What barriers might hinder the success of your project? How do you plan to overcome them?

Although we have reached operational breakeven with our summer meal model, seasonality continues to be our greatest challenge. Our current model operates only three months each year, which results in substantial, repeated start-up and shut-down costs. Seasonality makes it difficult to retain high-quality staff, deliver continuous improvements, and maintain organizational momentum. As we enter Phase 2 of our Food for Good journey, our focus is on developing complementary business models in the nutrition space that would extend our operations year-round, allow us to invest in infrastructure to build more scale, and ultimately expand and improve the scope of our efforts.

What is the benefit or value you're creating for your business?

Food for Good is a powerful proof point of our corporate vision of Performance with Purpose. We empower employees to use their skills to make a difference, improving engagement and decreasing turnover. We are an R&D incubator for new technologies, such as low-cost refrigeration, and a learning lab for breakthrough innovation. We’ve built trust and equity with consumers who hear about and interact directly with our program. And we serve as ambassadors with community and government leaders who are excited to see our commitment to partnership.

How are you leveraging internal resources (funds, time, knowledge, etc.) to support this initiative?
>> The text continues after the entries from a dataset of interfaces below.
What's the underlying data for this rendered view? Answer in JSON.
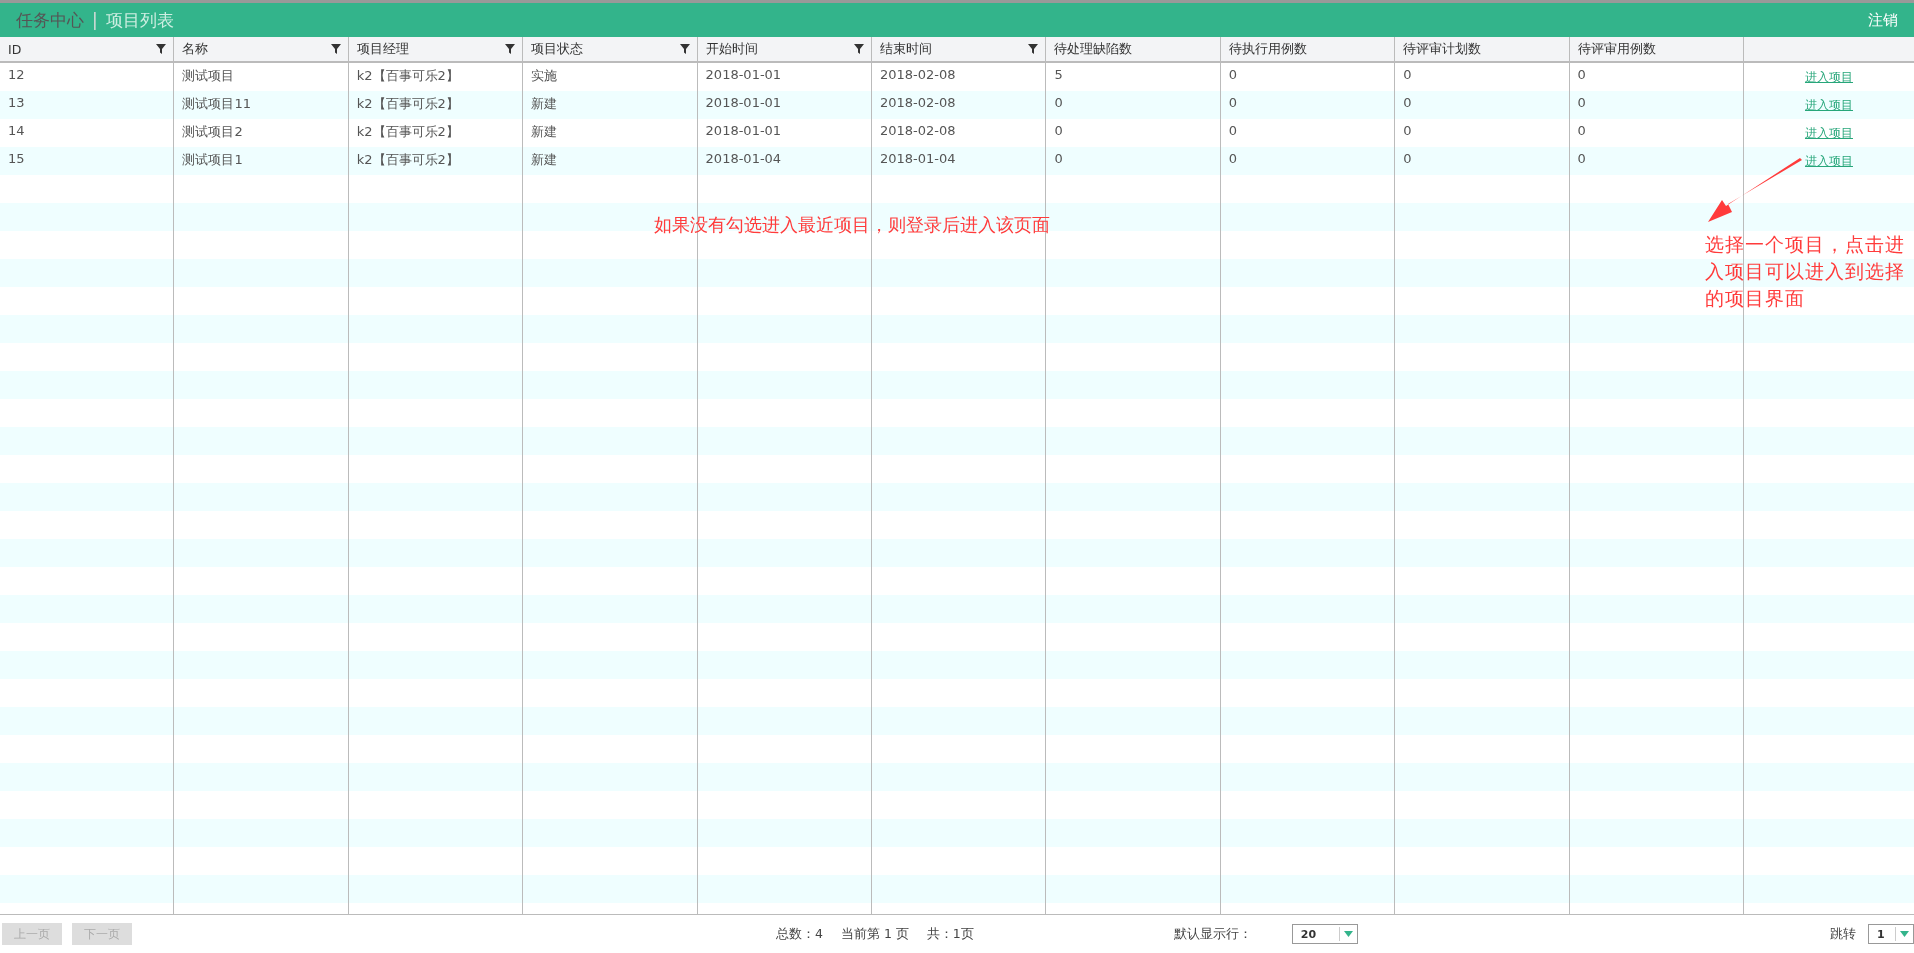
{
  "header": {
    "title": "任务中心",
    "separator": "|",
    "subtitle": "项目列表",
    "logout": "注销"
  },
  "table": {
    "columns": [
      {
        "label": "ID",
        "filter": true
      },
      {
        "label": "名称",
        "filter": true
      },
      {
        "label": "项目经理",
        "filter": true
      },
      {
        "label": "项目状态",
        "filter": true
      },
      {
        "label": "开始时间",
        "filter": true
      },
      {
        "label": "结束时间",
        "filter": true
      },
      {
        "label": "待处理缺陷数",
        "filter": false
      },
      {
        "label": "待执行用例数",
        "filter": false
      },
      {
        "label": "待评审计划数",
        "filter": false
      },
      {
        "label": "待评审用例数",
        "filter": false
      }
    ],
    "rows": [
      {
        "cells": [
          "12",
          "测试项目",
          "k2【百事可乐2】",
          "实施",
          "2018-01-01",
          "2018-02-08",
          "5",
          "0",
          "0",
          "0"
        ],
        "action": "进入项目"
      },
      {
        "cells": [
          "13",
          "测试项目11",
          "k2【百事可乐2】",
          "新建",
          "2018-01-01",
          "2018-02-08",
          "0",
          "0",
          "0",
          "0"
        ],
        "action": "进入项目"
      },
      {
        "cells": [
          "14",
          "测试项目2",
          "k2【百事可乐2】",
          "新建",
          "2018-01-01",
          "2018-02-08",
          "0",
          "0",
          "0",
          "0"
        ],
        "action": "进入项目"
      },
      {
        "cells": [
          "15",
          "测试项目1",
          "k2【百事可乐2】",
          "新建",
          "2018-01-04",
          "2018-01-04",
          "0",
          "0",
          "0",
          "0"
        ],
        "action": "进入项目"
      }
    ]
  },
  "annotations": {
    "center": "如果没有勾选进入最近项目，则登录后进入该页面",
    "right": "选择一个项目，点击进入项目可以进入到选择的项目界面"
  },
  "footer": {
    "prev": {
      "label": "上一页",
      "disabled": true
    },
    "next": {
      "label": "下一页",
      "disabled": true
    },
    "total": "总数：4",
    "current": "当前第 1 页",
    "pages": "共：1页",
    "rows_label": "默认显示行：",
    "rows_value": "20",
    "jump_label": "跳转",
    "jump_value": "1"
  }
}
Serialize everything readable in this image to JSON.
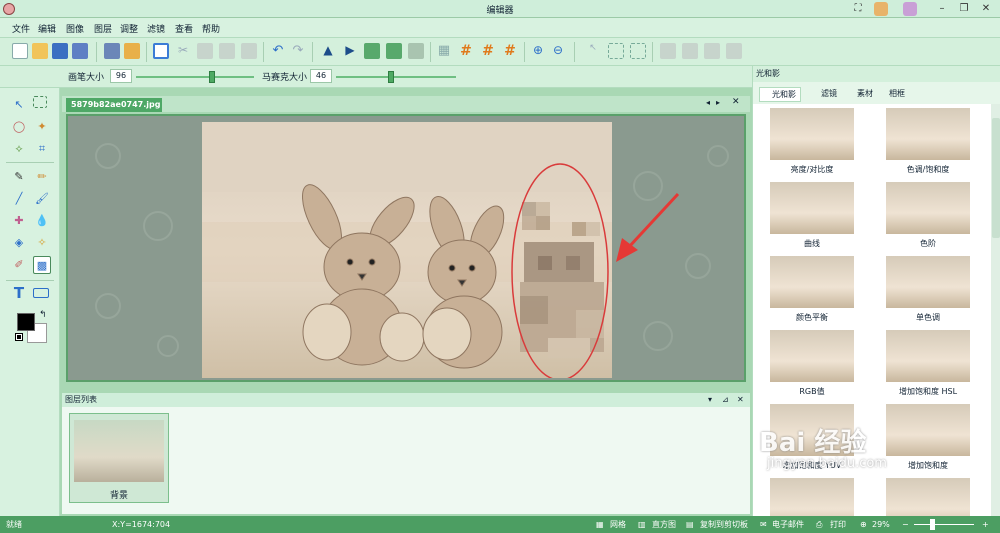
{
  "window": {
    "title": "编辑器"
  },
  "menu": [
    "文件",
    "编辑",
    "图像",
    "图层",
    "调整",
    "滤镜",
    "查看",
    "帮助"
  ],
  "options": {
    "brush_label": "画笔大小",
    "brush_value": "96",
    "brush_level": 0.65,
    "mosaic_label": "马赛克大小",
    "mosaic_value": "46",
    "mosaic_level": 0.46
  },
  "doc": {
    "tab": "5879b82ae0747.jpg *"
  },
  "layers": {
    "title": "图层列表",
    "items": [
      {
        "label": "背景"
      }
    ]
  },
  "right_panel": {
    "title": "光和影",
    "tabs": [
      "光和影",
      "滤镜",
      "素材",
      "相框"
    ],
    "effects": [
      "亮度/对比度",
      "色调/饱和度",
      "曲线",
      "色阶",
      "颜色平衡",
      "单色调",
      "RGB值",
      "增加饱和度 HSL",
      "增加饱和度 YUV",
      "增加饱和度"
    ]
  },
  "status": {
    "ready": "就绪",
    "coords": "X:Y=1674:704",
    "grid": "网格",
    "histogram": "直方图",
    "copy": "复制到剪切板",
    "email": "电子邮件",
    "print": "打印",
    "zoom": "29%"
  },
  "colors": {
    "accent": "#4ea866",
    "ellipse": "#d93b3b",
    "foreground": "#000000",
    "background": "#ffffff"
  },
  "watermark": {
    "brand": "Bai 经验",
    "url": "jingyan.baidu.com"
  }
}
Internal support, at every level, has been critical to our success. We have a strong base of senior executive support that helps us secure and maintain funding for the initiative. This allows us to staff a small core team to manage the overall initiative. We have a cross-functional steering committee of mid-level executives that provide strategic guidance and serve as liaisons to subject matter experts throughout the organization. We partner with our internal employee affinity groups to recruit volunteers for “route rides,” where employees spend a day engaging with kids, serving meals, and building relationships in the community.

Expand on your answer, explaining the long-term funding and support plan.

Our long-term plan is to fund our own growth and expansion through the revenues generated by our social business operations. For example, for our flagship summer meal program, we receive payment for each meal that we deliver. Leveraging these resources, we reached operational break-even, where we are able to cover the direct costs of operating our summer program, in year 3. By expanding into related year-round business models and increasing our scale, we expect to be able to cover our full costs (including “headquarters” staff) in the next 3 years. In the meantime, we receive annual funding and headcount from our business units through our annual operating plan budgeting process.

Tell us about your partnerships across your company and externally that are key to your project's success.

Our most critical external partnerships are with non-profit organizations that administer the summer meal program. These community groups have deep existing relationships in the neighborhoods that we serve and help identify locations where there are kids in need, find and mobilize neighborhood advocates to get the word out, and work with AmeriCorps to provide physical activities to the kids. These efforts perfectly complement the mobile meal delivery that we provide.

What internal support have you gotten for your project? What kind of push-back have you received?

Food for Good is closely aligned with our corporate vision of Performance with Purpose. We have received critical internal support at every level, from front-line volunteers to mid-level strategic advisors and senior executive support that include our CEO and head of R&D. Internal debate has been centered on how close (or far) our business models should be from our core competencies and brands and how quickly we are able to achieve scale and financial sustainability.